• App and web page records
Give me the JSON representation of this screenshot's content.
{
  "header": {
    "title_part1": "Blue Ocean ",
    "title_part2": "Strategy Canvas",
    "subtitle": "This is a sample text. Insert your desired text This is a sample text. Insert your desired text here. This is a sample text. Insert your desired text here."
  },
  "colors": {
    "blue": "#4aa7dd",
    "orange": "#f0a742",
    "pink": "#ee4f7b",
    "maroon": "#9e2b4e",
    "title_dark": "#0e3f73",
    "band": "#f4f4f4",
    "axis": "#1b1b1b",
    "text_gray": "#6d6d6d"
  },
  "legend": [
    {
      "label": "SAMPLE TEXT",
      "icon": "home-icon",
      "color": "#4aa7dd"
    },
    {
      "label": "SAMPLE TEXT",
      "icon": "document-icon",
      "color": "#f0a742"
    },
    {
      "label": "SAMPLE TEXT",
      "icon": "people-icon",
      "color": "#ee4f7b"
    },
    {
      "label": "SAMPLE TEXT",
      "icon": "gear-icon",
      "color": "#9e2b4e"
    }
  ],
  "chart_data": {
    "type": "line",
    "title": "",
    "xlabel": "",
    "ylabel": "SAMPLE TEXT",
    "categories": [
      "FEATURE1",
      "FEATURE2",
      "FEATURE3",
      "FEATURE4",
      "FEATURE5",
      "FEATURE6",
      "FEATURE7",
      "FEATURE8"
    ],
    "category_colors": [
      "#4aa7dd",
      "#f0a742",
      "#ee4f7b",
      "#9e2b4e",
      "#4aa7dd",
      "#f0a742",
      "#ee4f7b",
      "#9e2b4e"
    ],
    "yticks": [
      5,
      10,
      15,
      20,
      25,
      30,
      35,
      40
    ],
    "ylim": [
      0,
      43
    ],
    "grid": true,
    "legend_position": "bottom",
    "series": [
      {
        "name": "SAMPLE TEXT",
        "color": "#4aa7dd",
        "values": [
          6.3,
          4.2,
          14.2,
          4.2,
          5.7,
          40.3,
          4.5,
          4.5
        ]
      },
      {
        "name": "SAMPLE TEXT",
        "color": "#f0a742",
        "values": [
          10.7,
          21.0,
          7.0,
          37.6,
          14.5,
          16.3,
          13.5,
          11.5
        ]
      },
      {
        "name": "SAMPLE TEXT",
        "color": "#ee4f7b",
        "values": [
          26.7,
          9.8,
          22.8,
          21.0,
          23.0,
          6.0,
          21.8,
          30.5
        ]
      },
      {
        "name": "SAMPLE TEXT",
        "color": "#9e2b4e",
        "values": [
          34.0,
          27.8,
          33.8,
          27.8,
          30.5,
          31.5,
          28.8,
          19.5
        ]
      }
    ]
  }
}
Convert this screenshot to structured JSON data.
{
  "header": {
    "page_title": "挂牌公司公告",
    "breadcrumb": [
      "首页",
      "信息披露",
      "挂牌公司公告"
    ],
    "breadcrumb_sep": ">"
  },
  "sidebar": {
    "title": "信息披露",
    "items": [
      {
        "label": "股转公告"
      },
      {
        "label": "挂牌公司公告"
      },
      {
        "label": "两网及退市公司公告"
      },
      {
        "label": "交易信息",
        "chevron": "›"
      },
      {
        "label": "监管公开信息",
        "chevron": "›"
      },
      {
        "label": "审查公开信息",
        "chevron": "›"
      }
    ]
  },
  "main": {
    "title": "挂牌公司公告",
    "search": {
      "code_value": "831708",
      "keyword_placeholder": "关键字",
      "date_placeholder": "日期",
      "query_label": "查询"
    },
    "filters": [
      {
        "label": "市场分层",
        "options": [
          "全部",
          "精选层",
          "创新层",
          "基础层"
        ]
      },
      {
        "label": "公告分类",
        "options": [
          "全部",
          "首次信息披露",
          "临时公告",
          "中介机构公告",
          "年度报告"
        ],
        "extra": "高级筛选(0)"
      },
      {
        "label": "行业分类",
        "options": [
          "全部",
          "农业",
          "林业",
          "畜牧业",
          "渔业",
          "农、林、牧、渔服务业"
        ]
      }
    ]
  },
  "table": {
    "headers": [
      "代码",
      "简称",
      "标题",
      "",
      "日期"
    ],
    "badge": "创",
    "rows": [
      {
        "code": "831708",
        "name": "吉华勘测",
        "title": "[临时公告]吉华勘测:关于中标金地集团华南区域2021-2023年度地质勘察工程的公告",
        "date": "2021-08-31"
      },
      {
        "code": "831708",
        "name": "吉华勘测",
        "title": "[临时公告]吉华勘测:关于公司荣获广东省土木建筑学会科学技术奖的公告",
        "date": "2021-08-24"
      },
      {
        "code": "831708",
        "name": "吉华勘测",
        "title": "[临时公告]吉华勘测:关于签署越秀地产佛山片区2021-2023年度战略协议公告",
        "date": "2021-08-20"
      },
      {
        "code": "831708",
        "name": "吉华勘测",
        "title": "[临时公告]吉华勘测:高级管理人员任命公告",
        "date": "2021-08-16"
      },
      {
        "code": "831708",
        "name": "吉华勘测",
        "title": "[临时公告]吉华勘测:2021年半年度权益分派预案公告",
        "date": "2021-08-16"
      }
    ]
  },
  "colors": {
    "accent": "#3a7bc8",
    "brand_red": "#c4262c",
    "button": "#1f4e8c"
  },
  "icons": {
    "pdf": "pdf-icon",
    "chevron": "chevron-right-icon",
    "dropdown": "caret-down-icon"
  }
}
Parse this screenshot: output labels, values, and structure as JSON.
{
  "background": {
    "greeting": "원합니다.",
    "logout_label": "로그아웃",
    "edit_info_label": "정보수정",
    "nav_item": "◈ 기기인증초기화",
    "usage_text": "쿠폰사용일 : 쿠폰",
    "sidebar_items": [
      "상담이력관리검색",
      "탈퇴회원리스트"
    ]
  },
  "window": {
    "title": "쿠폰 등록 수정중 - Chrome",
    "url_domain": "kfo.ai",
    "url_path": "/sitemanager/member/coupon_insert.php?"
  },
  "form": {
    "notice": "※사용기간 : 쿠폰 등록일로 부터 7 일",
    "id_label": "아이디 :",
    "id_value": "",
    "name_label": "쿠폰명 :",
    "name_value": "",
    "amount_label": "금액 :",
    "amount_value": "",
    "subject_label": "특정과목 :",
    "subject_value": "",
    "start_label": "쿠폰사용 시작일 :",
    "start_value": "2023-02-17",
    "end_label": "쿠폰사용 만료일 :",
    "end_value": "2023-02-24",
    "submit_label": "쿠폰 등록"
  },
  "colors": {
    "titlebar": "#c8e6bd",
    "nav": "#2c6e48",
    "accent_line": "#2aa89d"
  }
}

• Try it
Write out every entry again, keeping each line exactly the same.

• Result of the exercise
Give me the JSON representation of this screenshot's content.
{
  "header": {
    "title_part1": "Blue Ocean ",
    "title_part2": "Strategy Canvas",
    "subtitle": "This is a sample text. Insert your desired text This is a sample text. Insert your desired text here. This is a sample text. Insert your desired text here."
  },
  "colors": {
    "blue": "#4aa7dd",
    "orange": "#f0a742",
    "pink": "#ee4f7b",
    "maroon": "#9e2b4e",
    "title_dark": "#0e3f73",
    "band": "#f4f4f4",
    "axis": "#1b1b1b",
    "text_gray": "#6d6d6d"
  },
  "legend": [
    {
      "label": "SAMPLE TEXT",
      "icon": "home-icon",
      "color": "#4aa7dd"
    },
    {
      "label": "SAMPLE TEXT",
      "icon": "document-icon",
      "color": "#f0a742"
    },
    {
      "label": "SAMPLE TEXT",
      "icon": "people-icon",
      "color": "#ee4f7b"
    },
    {
      "label": "SAMPLE TEXT",
      "icon": "gear-icon",
      "color": "#9e2b4e"
    }
  ],
  "chart_data": {
    "type": "line",
    "title": "",
    "xlabel": "",
    "ylabel": "SAMPLE TEXT",
    "categories": [
      "FEATURE1",
      "FEATURE2",
      "FEATURE3",
      "FEATURE4",
      "FEATURE5",
      "FEATURE6",
      "FEATURE7",
      "FEATURE8"
    ],
    "category_colors": [
      "#4aa7dd",
      "#f0a742",
      "#ee4f7b",
      "#9e2b4e",
      "#4aa7dd",
      "#f0a742",
      "#ee4f7b",
      "#9e2b4e"
    ],
    "yticks": [
      5,
      10,
      15,
      20,
      25,
      30,
      35,
      40
    ],
    "ylim": [
      0,
      43
    ],
    "grid": true,
    "legend_position": "bottom",
    "series": [
      {
        "name": "SAMPLE TEXT",
        "color": "#4aa7dd",
        "values": [
          6.3,
          4.2,
          14.2,
          4.2,
          5.7,
          40.3,
          4.5,
          4.5
        ]
      },
      {
        "name": "SAMPLE TEXT",
        "color": "#f0a742",
        "values": [
          10.7,
          21.0,
          7.0,
          37.6,
          14.5,
          16.3,
          13.5,
          11.5
        ]
      },
      {
        "name": "SAMPLE TEXT",
        "color": "#ee4f7b",
        "values": [
          26.7,
          9.8,
          22.8,
          21.0,
          23.0,
          6.0,
          21.8,
          30.5
        ]
      },
      {
        "name": "SAMPLE TEXT",
        "color": "#9e2b4e",
        "values": [
          34.0,
          27.8,
          33.8,
          27.8,
          30.5,
          31.5,
          28.8,
          19.5
        ]
      }
    ]
  }
}
Convert this screenshot to structured JSON data.
{
  "header": {
    "page_title": "挂牌公司公告",
    "breadcrumb": [
      "首页",
      "信息披露",
      "挂牌公司公告"
    ],
    "breadcrumb_sep": ">"
  },
  "sidebar": {
    "title": "信息披露",
    "items": [
      {
        "label": "股转公告"
      },
      {
        "label": "挂牌公司公告"
      },
      {
        "label": "两网及退市公司公告"
      },
      {
        "label": "交易信息",
        "chevron": "›"
      },
      {
        "label": "监管公开信息",
        "chevron": "›"
      },
      {
        "label": "审查公开信息",
        "chevron": "›"
      }
    ]
  },
  "main": {
    "title": "挂牌公司公告",
    "search": {
      "code_value": "831708",
      "keyword_placeholder": "关键字",
      "date_placeholder": "日期",
      "query_label": "查询"
    },
    "filters": [
      {
        "label": "市场分层",
        "options": [
          "全部",
          "精选层",
          "创新层",
          "基础层"
        ]
      },
      {
        "label": "公告分类",
        "options": [
          "全部",
          "首次信息披露",
          "临时公告",
          "中介机构公告",
          "年度报告"
        ],
        "extra": "高级筛选(0)"
      },
      {
        "label": "行业分类",
        "options": [
          "全部",
          "农业",
          "林业",
          "畜牧业",
          "渔业",
          "农、林、牧、渔服务业"
        ]
      }
    ]
  },
  "table": {
    "headers": [
      "代码",
      "简称",
      "标题",
      "",
      "日期"
    ],
    "badge": "创",
    "rows": [
      {
        "code": "831708",
        "name": "吉华勘测",
        "title": "[临时公告]吉华勘测:关于中标金地集团华南区域2021-2023年度地质勘察工程的公告",
        "date": "2021-08-31"
      },
      {
        "code": "831708",
        "name": "吉华勘测",
        "title": "[临时公告]吉华勘测:关于公司荣获广东省土木建筑学会科学技术奖的公告",
        "date": "2021-08-24"
      },
      {
        "code": "831708",
        "name": "吉华勘测",
        "title": "[临时公告]吉华勘测:关于签署越秀地产佛山片区2021-2023年度战略协议公告",
        "date": "2021-08-20"
      },
      {
        "code": "831708",
        "name": "吉华勘测",
        "title": "[临时公告]吉华勘测:高级管理人员任命公告",
        "date": "2021-08-16"
      },
      {
        "code": "831708",
        "name": "吉华勘测",
        "title": "[临时公告]吉华勘测:2021年半年度权益分派预案公告",
        "date": "2021-08-16"
      }
    ]
  },
  "colors": {
    "accent": "#3a7bc8",
    "brand_red": "#c4262c",
    "button": "#1f4e8c"
  },
  "icons": {
    "pdf": "pdf-icon",
    "chevron": "chevron-right-icon",
    "dropdown": "caret-down-icon"
  }
}
Parse this screenshot: output labels, values, and structure as JSON.
{
  "background": {
    "greeting": "원합니다.",
    "logout_label": "로그아웃",
    "edit_info_label": "정보수정",
    "nav_item": "◈ 기기인증초기화",
    "usage_text": "쿠폰사용일 : 쿠폰",
    "sidebar_items": [
      "상담이력관리검색",
      "탈퇴회원리스트"
    ]
  },
  "window": {
    "title": "쿠폰 등록 수정중 - Chrome",
    "url_domain": "kfo.ai",
    "url_path": "/sitemanager/member/coupon_insert.php?"
  },
  "form": {
    "notice": "※사용기간 : 쿠폰 등록일로 부터 7 일",
    "id_label": "아이디 :",
    "id_value": "",
    "name_label": "쿠폰명 :",
    "name_value": "",
    "amount_label": "금액 :",
    "amount_value": "",
    "subject_label": "특정과목 :",
    "subject_value": "",
    "start_label": "쿠폰사용 시작일 :",
    "start_value": "2023-02-17",
    "end_label": "쿠폰사용 만료일 :",
    "end_value": "2023-02-24",
    "submit_label": "쿠폰 등록"
  },
  "colors": {
    "titlebar": "#c8e6bd",
    "nav": "#2c6e48",
    "accent_line": "#2aa89d"
  }
}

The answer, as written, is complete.